__TASK PROMPT__
Below are lines of data. Give the number of them that contain the string "cũng", and nothing else.

◇ ◇ ◇ ◇ ◇ ◇ ◇

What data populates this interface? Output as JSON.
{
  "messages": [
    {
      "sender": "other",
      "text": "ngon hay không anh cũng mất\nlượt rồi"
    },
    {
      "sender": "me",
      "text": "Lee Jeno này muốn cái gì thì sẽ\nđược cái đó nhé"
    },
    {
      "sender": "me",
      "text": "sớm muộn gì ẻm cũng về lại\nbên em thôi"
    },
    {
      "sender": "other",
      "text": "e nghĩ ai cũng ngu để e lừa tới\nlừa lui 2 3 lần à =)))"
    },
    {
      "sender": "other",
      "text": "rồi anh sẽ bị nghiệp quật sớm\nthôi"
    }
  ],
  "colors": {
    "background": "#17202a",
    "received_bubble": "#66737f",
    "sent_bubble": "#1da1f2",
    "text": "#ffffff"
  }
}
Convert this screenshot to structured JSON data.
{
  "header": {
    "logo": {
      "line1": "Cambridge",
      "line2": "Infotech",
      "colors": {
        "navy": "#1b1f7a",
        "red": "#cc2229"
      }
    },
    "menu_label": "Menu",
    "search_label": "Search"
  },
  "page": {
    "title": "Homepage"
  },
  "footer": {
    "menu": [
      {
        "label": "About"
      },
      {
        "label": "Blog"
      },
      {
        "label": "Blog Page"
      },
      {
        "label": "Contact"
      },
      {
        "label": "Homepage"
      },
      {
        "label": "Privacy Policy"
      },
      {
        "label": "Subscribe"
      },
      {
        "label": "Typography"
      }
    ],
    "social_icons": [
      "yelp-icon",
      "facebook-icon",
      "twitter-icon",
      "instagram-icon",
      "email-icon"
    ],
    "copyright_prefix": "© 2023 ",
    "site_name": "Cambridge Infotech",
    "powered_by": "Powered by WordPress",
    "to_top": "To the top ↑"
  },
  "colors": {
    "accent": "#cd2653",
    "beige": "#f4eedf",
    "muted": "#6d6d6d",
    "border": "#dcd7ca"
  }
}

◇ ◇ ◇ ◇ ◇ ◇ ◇

__SOLUTION FOR THIS EXERCISE__
3